- INFORMATION SHOWN:
------------

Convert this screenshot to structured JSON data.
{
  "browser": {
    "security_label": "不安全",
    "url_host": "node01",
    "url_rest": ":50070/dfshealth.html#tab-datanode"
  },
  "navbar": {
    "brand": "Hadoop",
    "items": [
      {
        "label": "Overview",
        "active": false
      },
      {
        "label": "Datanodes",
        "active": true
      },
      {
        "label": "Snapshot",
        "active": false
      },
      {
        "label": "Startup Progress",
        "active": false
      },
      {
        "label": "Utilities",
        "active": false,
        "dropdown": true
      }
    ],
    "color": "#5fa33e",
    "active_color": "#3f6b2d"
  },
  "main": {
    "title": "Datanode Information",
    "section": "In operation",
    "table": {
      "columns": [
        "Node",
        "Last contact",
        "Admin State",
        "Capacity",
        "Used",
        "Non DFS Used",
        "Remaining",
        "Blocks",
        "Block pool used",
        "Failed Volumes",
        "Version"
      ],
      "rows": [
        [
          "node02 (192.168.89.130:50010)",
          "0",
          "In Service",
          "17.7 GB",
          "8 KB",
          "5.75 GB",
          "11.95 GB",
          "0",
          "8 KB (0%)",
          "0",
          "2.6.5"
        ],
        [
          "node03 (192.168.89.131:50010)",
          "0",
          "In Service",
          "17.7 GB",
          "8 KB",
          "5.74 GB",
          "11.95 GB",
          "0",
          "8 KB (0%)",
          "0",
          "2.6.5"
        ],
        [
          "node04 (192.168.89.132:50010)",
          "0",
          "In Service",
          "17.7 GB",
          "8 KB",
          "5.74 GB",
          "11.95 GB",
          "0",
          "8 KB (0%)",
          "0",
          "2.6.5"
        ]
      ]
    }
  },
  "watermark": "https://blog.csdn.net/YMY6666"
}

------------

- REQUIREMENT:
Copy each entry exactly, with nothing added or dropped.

- TASK ANSWER:
Convert this screenshot to structured JSON data.
{
  "browser": {
    "security_label": "不安全",
    "url_host": "node01",
    "url_rest": ":50070/dfshealth.html#tab-datanode"
  },
  "navbar": {
    "brand": "Hadoop",
    "items": [
      {
        "label": "Overview",
        "active": false
      },
      {
        "label": "Datanodes",
        "active": true
      },
      {
        "label": "Snapshot",
        "active": false
      },
      {
        "label": "Startup Progress",
        "active": false
      },
      {
        "label": "Utilities",
        "active": false,
        "dropdown": true
      }
    ],
    "color": "#5fa33e",
    "active_color": "#3f6b2d"
  },
  "main": {
    "title": "Datanode Information",
    "section": "In operation",
    "table": {
      "columns": [
        "Node",
        "Last contact",
        "Admin State",
        "Capacity",
        "Used",
        "Non DFS Used",
        "Remaining",
        "Blocks",
        "Block pool used",
        "Failed Volumes",
        "Version"
      ],
      "rows": [
        [
          "node02 (192.168.89.130:50010)",
          "0",
          "In Service",
          "17.7 GB",
          "8 KB",
          "5.75 GB",
          "11.95 GB",
          "0",
          "8 KB (0%)",
          "0",
          "2.6.5"
        ],
        [
          "node03 (192.168.89.131:50010)",
          "0",
          "In Service",
          "17.7 GB",
          "8 KB",
          "5.74 GB",
          "11.95 GB",
          "0",
          "8 KB (0%)",
          "0",
          "2.6.5"
        ],
        [
          "node04 (192.168.89.132:50010)",
          "0",
          "In Service",
          "17.7 GB",
          "8 KB",
          "5.74 GB",
          "11.95 GB",
          "0",
          "8 KB (0%)",
          "0",
          "2.6.5"
        ]
      ]
    }
  },
  "watermark": "https://blog.csdn.net/YMY6666"
}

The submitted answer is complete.